Friday we went exploring with J&J. We browsed the Mendocino artists’ fair and checked out the Point Cabrillo Light Station.


We saw whales spouting as they swam past on their long trek from the Arctic to Baja.


And we hiked through more amazing scenery.


At 4:30 (p.s., dear winter, this is a ridiculous time for sunset) we took camp chairs out on a remote bluff, poured champagne, and watched the sun set over the ocean.


The evening was full of wine, conversation, and leftovers. And then the next morning, it was time to say goodbye.

Dan and I drove inland through the Anderson Valley, Sonoma Valley, and into Napa Valley. We’d intended to visit a few wineries, but the first was even more expensive than expected — $20 for a four-pour tasting, and the pours were not generous at all! So we wandered through the vineyards for a while instead.


Then we drove into the city of Napa to explore. The big deal of the day was a Christmas parade. My favorites were the decorated horses and the marching bands, of course.


We had planned ahead to try one fancy restaurant before flying home. At the recommendation of Dan’s foodie friend, we made reservations at Bottega in Yountville. The polenta under glass (mmm crispy bits!) and zeppole dessert (mmm hazelnut cream!) were amazing.


There was just enough time for a leisurely dinner before driving into San Francisco, dropping off the car, and catching a late flight home to San Diego.

We both really missed having traditional Thanksgivings with our families.
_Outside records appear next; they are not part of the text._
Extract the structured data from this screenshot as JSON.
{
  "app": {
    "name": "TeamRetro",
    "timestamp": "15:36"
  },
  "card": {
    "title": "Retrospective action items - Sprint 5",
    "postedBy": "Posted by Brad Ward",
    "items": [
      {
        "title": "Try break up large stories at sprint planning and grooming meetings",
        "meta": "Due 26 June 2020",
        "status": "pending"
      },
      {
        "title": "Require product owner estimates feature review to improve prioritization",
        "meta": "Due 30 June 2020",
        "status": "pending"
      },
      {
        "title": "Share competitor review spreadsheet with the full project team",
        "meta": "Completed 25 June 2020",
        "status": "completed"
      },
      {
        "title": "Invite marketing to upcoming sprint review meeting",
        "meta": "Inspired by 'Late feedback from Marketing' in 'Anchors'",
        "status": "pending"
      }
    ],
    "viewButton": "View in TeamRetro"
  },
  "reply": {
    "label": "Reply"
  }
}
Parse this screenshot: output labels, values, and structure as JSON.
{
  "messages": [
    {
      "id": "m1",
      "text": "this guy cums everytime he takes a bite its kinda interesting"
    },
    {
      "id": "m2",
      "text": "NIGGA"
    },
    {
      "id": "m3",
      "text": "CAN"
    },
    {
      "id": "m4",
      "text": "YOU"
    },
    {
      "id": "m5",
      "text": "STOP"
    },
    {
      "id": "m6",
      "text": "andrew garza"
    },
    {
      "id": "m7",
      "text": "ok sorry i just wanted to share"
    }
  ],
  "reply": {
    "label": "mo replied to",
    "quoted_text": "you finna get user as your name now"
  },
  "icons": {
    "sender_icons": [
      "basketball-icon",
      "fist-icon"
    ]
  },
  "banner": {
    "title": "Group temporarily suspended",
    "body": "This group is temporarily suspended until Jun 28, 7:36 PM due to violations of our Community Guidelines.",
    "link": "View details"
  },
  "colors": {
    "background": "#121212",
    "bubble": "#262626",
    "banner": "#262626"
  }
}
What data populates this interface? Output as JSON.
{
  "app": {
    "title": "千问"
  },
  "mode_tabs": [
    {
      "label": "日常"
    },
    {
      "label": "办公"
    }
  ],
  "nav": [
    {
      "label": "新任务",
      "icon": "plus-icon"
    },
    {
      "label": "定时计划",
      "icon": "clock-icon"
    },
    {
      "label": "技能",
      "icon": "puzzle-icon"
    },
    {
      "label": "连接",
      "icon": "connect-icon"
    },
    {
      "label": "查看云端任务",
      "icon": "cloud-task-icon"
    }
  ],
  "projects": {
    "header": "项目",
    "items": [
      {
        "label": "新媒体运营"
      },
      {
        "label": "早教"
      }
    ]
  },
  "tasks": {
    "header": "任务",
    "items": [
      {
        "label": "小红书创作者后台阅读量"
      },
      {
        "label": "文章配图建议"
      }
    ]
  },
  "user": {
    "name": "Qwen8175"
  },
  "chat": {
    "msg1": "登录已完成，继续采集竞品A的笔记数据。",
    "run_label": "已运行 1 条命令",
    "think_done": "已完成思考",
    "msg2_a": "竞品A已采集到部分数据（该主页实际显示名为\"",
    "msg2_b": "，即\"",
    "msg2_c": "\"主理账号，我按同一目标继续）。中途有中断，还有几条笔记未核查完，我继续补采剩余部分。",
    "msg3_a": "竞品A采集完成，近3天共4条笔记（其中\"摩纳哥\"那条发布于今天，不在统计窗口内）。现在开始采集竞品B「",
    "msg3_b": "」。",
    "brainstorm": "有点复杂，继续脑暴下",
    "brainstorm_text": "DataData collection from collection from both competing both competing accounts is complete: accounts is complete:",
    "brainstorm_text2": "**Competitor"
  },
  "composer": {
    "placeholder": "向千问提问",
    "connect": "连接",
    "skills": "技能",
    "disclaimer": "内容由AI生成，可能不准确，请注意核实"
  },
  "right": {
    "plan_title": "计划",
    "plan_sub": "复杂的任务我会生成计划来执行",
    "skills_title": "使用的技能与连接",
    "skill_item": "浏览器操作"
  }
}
But this was a fantastic vacation — probably the most relaxing and refreshing trip we’ve ever taken. Normally we tend to crowd our travel with fast-paced urban sightseeing. This time the holiday and the rural destination helped us keep our schedule in check so we could truly enjoy our time together in one of the most beautiful places in the country.